YOUR GOAL:
Note every line in the entries that contains the string "JSON", and copy it.

Dataset entries

'''

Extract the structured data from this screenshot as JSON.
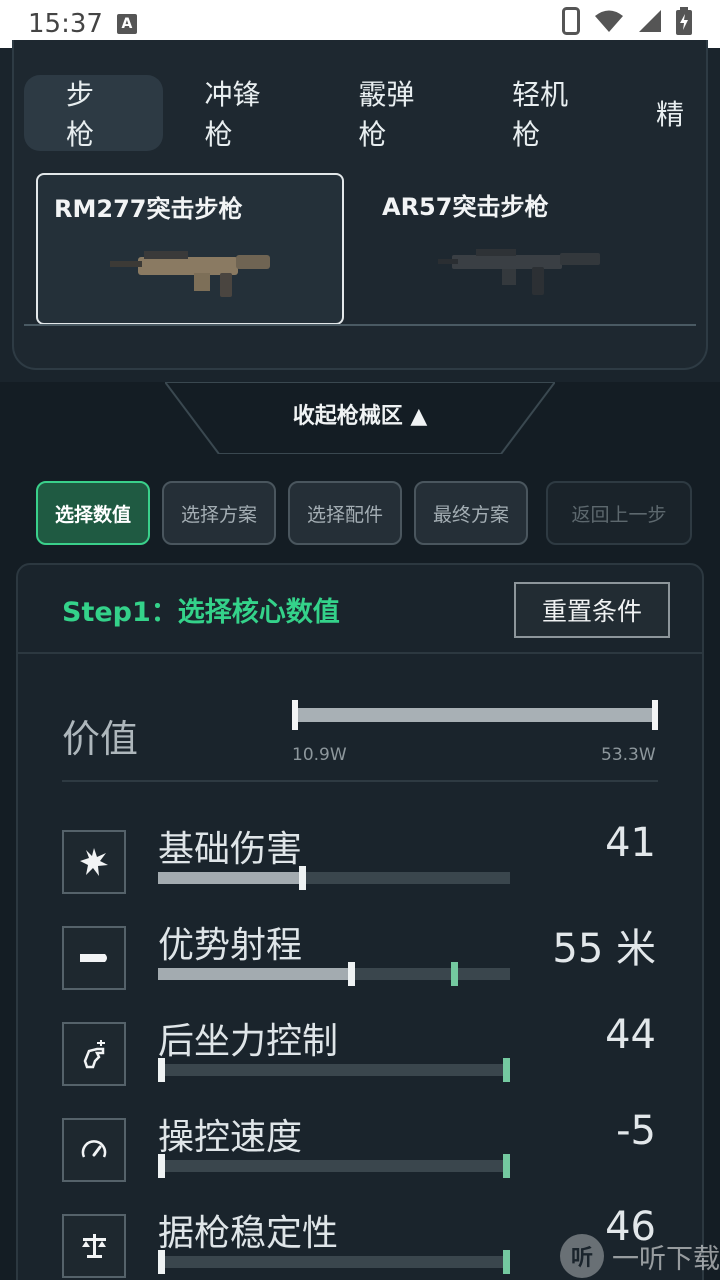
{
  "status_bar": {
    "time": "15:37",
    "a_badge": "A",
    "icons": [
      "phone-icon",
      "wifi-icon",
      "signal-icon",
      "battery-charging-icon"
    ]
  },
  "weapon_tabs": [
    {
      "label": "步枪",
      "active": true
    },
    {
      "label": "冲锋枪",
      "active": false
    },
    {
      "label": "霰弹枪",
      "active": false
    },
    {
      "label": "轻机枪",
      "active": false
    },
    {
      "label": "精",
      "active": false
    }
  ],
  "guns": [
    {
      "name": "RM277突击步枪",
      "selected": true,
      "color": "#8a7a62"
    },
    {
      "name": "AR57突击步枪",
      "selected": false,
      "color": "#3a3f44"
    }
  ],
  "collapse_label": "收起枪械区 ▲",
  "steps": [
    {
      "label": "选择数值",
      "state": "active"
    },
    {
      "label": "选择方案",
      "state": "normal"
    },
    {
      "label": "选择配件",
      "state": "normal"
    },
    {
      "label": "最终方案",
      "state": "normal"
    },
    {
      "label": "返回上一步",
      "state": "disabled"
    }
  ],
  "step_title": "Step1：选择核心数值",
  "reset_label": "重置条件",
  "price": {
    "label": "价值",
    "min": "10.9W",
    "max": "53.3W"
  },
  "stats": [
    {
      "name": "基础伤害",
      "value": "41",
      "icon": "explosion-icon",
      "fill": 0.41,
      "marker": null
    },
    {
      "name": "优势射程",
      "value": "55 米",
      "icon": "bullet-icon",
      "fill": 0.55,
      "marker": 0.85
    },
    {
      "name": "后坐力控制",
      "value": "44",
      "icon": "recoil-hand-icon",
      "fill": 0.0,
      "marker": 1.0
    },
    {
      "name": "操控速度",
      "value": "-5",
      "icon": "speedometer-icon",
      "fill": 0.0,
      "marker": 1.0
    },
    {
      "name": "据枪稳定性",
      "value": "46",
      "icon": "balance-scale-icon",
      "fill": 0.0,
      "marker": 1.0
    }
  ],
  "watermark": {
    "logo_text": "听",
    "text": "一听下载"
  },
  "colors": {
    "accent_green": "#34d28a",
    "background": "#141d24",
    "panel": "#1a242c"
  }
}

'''
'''

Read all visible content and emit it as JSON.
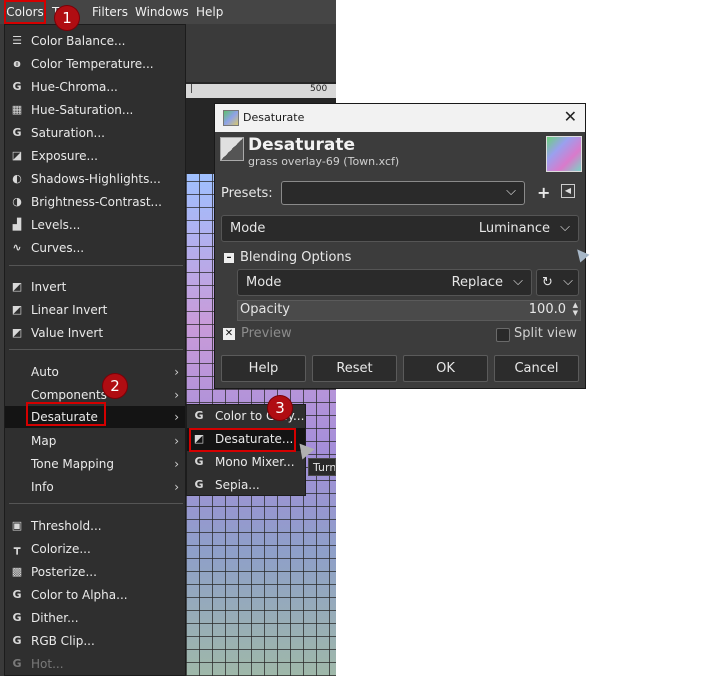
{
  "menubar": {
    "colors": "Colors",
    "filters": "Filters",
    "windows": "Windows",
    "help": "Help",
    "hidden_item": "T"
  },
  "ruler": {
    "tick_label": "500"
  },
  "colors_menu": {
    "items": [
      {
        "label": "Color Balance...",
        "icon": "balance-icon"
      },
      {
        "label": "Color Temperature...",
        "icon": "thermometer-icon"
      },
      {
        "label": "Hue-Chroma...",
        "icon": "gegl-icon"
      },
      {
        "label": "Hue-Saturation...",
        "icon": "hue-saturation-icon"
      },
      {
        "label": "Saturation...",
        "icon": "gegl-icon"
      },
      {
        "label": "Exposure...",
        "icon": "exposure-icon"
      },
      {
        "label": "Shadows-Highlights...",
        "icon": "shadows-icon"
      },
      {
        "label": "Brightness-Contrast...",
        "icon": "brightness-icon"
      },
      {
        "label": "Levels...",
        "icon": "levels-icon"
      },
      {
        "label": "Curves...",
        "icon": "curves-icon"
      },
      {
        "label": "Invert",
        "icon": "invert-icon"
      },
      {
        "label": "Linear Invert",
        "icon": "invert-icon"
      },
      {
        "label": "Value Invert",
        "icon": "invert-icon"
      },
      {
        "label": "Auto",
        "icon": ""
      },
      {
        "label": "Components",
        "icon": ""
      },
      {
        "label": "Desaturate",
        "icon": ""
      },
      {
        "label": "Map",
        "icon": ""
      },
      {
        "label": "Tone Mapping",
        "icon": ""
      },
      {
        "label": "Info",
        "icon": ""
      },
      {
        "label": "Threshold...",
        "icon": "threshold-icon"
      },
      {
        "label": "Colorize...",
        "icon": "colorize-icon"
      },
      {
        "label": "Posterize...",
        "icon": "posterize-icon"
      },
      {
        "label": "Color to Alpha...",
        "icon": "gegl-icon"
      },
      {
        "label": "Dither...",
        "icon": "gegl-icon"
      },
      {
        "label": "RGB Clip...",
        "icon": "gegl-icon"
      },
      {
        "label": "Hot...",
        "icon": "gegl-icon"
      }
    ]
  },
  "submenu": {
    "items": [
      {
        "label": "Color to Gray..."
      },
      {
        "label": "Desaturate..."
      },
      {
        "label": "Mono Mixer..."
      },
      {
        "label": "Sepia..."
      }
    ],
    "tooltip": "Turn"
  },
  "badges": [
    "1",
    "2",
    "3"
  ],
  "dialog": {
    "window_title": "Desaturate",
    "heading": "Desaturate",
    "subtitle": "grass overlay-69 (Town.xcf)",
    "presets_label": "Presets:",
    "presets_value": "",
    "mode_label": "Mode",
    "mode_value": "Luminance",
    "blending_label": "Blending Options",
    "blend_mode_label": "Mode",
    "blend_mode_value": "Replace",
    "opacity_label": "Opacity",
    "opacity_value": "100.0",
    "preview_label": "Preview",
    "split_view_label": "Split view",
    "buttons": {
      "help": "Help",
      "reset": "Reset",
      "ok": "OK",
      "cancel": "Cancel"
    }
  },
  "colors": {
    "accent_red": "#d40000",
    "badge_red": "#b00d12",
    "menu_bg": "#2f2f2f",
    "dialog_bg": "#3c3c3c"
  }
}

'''

FINISHED TASK:
Extract the structured data from this screenshot as JSON.
Read all visible content and emit it as JSON.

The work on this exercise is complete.